Moreover, ESR1 worked on a module allowing the filtration of red blood cells. Using a 3D printed device, she filtered successfully red blood cells from a few microliters of a whole blood sample, which allowed the filling of capillary-driven microfluidic chips with plasma only.
In summary, it was elaborated that the various techniques developed by ESR 1 can be combined to pave the way for rapid, accurate, and amplified DNA-based assays in silicon microfluidic chips.


ESR2 – Sequential assays

ESR2 developed an innovative method for forming hydrogels with precise geometries in a sealed microfluidic chip. This method can be used to create in situ compartments on chip, filter samples, and localize bioassays. In particular, ERS2 identified a robust two-component chemical system for performing a fast and reliable polymerization reaction for forming PEG-based hydrogels.
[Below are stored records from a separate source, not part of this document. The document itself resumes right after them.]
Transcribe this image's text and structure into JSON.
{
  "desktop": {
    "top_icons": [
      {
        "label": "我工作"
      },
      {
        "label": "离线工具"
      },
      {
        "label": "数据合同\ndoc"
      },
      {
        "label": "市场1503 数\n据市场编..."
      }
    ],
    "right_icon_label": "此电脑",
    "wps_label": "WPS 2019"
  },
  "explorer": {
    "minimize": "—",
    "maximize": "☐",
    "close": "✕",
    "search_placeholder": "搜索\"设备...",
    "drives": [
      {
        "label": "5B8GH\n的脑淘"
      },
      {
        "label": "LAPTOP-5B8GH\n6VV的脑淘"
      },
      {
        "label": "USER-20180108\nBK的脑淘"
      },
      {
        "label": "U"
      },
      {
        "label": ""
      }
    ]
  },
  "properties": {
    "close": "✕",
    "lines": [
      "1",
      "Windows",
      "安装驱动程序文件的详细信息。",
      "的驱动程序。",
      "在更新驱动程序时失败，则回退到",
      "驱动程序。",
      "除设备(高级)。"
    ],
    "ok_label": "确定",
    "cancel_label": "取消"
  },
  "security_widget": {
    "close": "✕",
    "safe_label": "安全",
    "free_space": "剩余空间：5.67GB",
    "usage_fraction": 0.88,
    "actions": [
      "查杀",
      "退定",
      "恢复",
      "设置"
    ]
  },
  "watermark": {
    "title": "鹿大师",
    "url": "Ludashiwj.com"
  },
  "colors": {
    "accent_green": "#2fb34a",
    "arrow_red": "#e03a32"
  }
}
The polymerization reaction is based on thiol-maleimide coupling and can be performed in physiological conditions. ERS2 designed a specific capillary-driven microfluidic chip for shaping the interface of the two precursor solutions. This allows to form hydrogels with a well-defined geometry in a sealed microfluidic chip by interfacial polymerization within 2 minutes. The molecular weight cut off (MWCO) of the hydrogel was characterized by monitoring the diffusion of fluorescent molecules with different molecular weights through the hydrogel. Moreover, ERS2 was able to change the MWCO of the hydrogel easily, by tuning the concentration of the precursor solutions and by modifying the length of the PEG chains of the precursors. ERS2 demonstrated that receptors such as antibodies could be easily immobilized in the hydrogel and would retain their functionality. This allowed to perform a novel format of heterogeneous competitive assay on chip, which does not require a rinsing step.
Additionally, ERS2 also implemented a microfluidic module for the precise metering of two liquids by performing volumetric mixing. Such a module can be used for example for diluting a sample solution with a precise volume of buffer/reagents independently on their viscosity. Sample dilution is a critical step in rapid tests, which is often performed by the user and is prone to errors. Therefore, it could be useful to integrate such a dilution module in rapid tests to automate sample dilution and make tests more reliable.
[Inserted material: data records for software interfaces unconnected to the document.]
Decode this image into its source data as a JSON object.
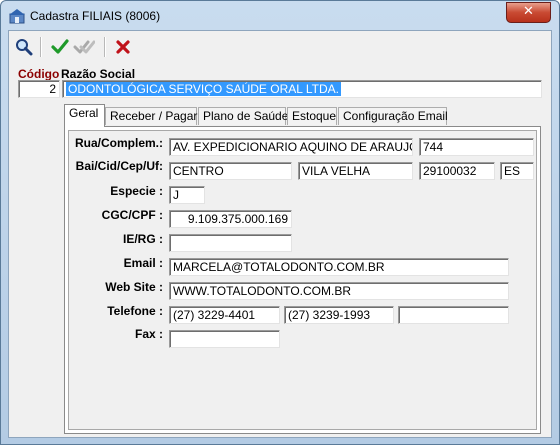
{
  "window": {
    "title": "Cadastra FILIAIS (8006)",
    "close_glyph": "✕"
  },
  "toolbar": {
    "icons": [
      "search-icon",
      "confirm-check-icon",
      "confirm-all-disabled-icon",
      "cancel-x-icon"
    ]
  },
  "header": {
    "codigo_label": "Código",
    "razao_label": "Razão Social",
    "codigo_value": "2",
    "razao_value": "ODONTOLÓGICA SERVIÇO SAÚDE ORAL LTDA."
  },
  "tabs": [
    {
      "label": "Geral",
      "active": true
    },
    {
      "label": "Receber / Pagar",
      "active": false
    },
    {
      "label": "Plano de Saúde",
      "active": false
    },
    {
      "label": "Estoque",
      "active": false
    },
    {
      "label": "Configuração Email",
      "active": false
    }
  ],
  "form": {
    "rua_label": "Rua/Complem.:",
    "rua_value": "AV. EXPEDICIONARIO AQUINO DE ARAUJO",
    "complemento_value": "744",
    "bai_label": "Bai/Cid/Cep/Uf:",
    "bairro_value": "CENTRO",
    "cidade_value": "VILA VELHA",
    "cep_value": "29100032",
    "uf_value": "ES",
    "especie_label": "Especie :",
    "especie_value": "J",
    "cgc_label": "CGC/CPF :",
    "cgc_value": "9.109.375.000.169",
    "ie_label": "IE/RG :",
    "ie_value": "",
    "email_label": "Email :",
    "email_value": "MARCELA@TOTALODONTO.COM.BR",
    "website_label": "Web Site :",
    "website_value": "WWW.TOTALODONTO.COM.BR",
    "telefone_label": "Telefone :",
    "telefone1_value": "(27) 3229-4401",
    "telefone2_value": "(27) 3239-1993",
    "telefone3_value": "",
    "fax_label": "Fax :",
    "fax_value": ""
  },
  "colors": {
    "codigo_label": "#8b0000",
    "selection": "#3399ff",
    "confirm_green": "#1f9a2a",
    "cancel_red": "#c0121a"
  }
}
The objectives and the corresponding scientific work of this project are in general beyond the state of the art and resulted in five publications in top journals and three patents filed. Moreover, ERS1 and ERS2 presented their work at several international conferences and were awarded with multiple prices.
We expect that the results achieved and published within the project CAPSYS will have a direct impact in the field of POC diagnostics. In particular, the promising results in immunoPCR, enzymatic assays, and DNA assays will benefit the European research community working on high sensitivity assays. Moreover, the outcome of this project will contribute to the research in microtechnology and microfluidics for POC diagnostics applications by reducing the volumes of sample and reagents required and by replacing bulky equipment for active pumping with capillary-driven microfluidic circuits. Furthermore, this microfluidic technology has the potential to be scaled up and fabricated on polymeric chips by hot embossing or injection molding, which will considerably reduce the costs of fabrication.
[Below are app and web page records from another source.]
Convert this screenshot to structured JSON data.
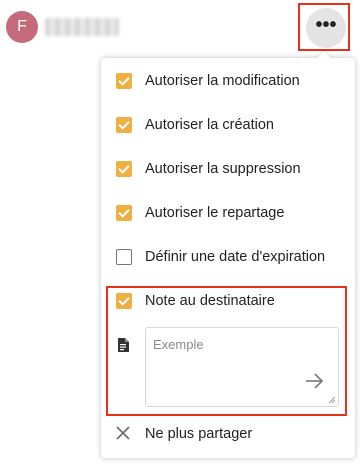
{
  "header": {
    "avatar_initial": "F",
    "more_button_label": "•••"
  },
  "menu": {
    "options": [
      {
        "label": "Autoriser la modification",
        "checked": true
      },
      {
        "label": "Autoriser la création",
        "checked": true
      },
      {
        "label": "Autoriser la suppression",
        "checked": true
      },
      {
        "label": "Autoriser le repartage",
        "checked": true
      },
      {
        "label": "Définir une date d'expiration",
        "checked": false
      },
      {
        "label": "Note au destinataire",
        "checked": true
      }
    ],
    "note": {
      "placeholder": "Exemple",
      "value": "",
      "icon": "note-icon",
      "submit_icon": "arrow-right-icon"
    },
    "unshare": {
      "label": "Ne plus partager",
      "icon": "close-icon"
    }
  },
  "colors": {
    "checkbox_accent": "#efb043",
    "avatar_bg": "#c46a7b",
    "highlight": "#e8301a"
  }
}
Confocal microscopy images of DNA polymers formed inside a microfluidic chip
Microfluidic chips filled with blood by capillary forces